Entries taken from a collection
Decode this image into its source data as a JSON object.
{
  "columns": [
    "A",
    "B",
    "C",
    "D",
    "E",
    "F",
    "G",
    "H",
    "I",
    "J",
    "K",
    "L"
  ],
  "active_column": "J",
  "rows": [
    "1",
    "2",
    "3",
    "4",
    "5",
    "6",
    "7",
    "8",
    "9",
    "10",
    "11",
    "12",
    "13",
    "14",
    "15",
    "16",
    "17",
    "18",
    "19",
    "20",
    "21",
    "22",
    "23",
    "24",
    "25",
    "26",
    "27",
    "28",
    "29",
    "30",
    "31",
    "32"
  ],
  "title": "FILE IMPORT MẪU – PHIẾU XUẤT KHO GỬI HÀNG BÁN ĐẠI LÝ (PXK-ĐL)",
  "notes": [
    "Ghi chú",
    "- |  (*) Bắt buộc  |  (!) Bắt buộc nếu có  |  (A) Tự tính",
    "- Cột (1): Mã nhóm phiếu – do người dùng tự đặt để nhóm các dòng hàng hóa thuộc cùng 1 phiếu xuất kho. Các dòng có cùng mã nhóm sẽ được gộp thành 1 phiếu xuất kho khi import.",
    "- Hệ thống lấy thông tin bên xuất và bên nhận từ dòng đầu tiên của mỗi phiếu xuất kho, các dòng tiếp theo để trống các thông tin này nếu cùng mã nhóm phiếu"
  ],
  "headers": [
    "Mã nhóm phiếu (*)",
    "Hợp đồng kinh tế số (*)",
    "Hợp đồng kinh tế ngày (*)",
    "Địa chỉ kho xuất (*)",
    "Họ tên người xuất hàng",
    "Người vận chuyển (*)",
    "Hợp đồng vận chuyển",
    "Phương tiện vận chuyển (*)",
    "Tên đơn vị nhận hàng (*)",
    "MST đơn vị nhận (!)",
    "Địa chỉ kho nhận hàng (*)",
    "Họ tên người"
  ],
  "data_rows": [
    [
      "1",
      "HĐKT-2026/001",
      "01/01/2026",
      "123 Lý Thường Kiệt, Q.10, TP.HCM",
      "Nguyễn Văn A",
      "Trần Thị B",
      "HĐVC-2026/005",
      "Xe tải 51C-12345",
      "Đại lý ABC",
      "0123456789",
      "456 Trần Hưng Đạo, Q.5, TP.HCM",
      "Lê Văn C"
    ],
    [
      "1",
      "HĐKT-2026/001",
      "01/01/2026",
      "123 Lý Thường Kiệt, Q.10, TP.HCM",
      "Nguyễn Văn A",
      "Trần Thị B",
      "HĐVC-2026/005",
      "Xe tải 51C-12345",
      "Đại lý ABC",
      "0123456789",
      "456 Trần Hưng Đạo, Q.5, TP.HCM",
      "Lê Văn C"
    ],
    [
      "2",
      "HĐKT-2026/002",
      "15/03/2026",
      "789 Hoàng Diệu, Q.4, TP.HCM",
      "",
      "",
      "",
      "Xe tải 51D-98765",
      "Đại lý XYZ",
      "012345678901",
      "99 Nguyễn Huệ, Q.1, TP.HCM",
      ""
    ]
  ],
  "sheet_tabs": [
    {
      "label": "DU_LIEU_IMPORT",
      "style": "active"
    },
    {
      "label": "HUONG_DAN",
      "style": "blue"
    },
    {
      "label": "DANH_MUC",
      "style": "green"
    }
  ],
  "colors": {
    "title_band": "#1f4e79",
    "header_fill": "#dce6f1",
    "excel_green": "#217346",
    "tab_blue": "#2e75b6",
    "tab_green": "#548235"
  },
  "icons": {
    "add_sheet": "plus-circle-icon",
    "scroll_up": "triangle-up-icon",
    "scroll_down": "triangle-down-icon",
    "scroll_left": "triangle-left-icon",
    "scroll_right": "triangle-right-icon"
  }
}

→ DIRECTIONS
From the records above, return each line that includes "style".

→ ANSWER TO THE PROBLEM
      "style": "active"
      "style": "blue"
      "style": "green"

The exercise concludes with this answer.